## TASK BRIEF
Go through the records and extract every line with the word "value".

## DATA EXTRACT
•••••

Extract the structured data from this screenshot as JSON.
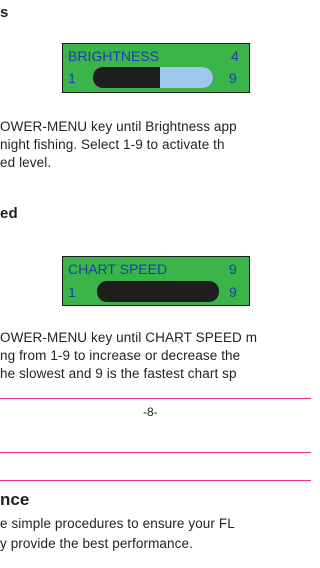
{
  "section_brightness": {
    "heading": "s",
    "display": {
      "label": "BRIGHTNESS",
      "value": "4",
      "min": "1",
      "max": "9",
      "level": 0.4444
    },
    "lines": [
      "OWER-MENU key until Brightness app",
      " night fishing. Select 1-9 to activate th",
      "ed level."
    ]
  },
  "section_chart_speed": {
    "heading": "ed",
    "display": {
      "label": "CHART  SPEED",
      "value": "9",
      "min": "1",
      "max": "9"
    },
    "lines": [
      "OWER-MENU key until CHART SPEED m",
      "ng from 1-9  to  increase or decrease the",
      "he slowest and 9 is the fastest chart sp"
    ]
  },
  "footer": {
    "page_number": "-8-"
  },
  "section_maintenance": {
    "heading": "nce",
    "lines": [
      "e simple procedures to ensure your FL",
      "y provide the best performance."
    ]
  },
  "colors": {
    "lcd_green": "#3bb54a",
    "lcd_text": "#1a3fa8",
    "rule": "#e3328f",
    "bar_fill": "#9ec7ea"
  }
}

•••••

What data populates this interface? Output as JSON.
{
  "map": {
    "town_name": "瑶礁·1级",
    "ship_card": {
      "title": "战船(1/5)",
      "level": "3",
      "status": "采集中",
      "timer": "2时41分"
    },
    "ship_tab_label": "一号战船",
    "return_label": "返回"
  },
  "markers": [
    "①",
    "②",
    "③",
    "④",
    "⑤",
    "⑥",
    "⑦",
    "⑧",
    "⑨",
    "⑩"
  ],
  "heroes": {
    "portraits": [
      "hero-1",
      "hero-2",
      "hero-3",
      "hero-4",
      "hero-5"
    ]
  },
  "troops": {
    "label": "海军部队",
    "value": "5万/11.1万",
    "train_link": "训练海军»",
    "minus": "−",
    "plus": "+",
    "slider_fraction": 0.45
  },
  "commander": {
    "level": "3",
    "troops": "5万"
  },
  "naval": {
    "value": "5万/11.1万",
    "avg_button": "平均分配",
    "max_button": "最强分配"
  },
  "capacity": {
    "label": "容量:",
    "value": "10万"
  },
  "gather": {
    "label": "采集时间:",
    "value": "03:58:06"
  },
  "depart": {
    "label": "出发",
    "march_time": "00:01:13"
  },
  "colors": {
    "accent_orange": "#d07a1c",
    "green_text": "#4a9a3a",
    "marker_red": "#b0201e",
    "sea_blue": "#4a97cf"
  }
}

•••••

## ANSWER TO THE PROBLEM
      "value": "4",
      "value": "9",
    "value": "5万/11.1万",
    "value": "5万/11.1万",
    "value": "10万"
    "value": "03:58:06"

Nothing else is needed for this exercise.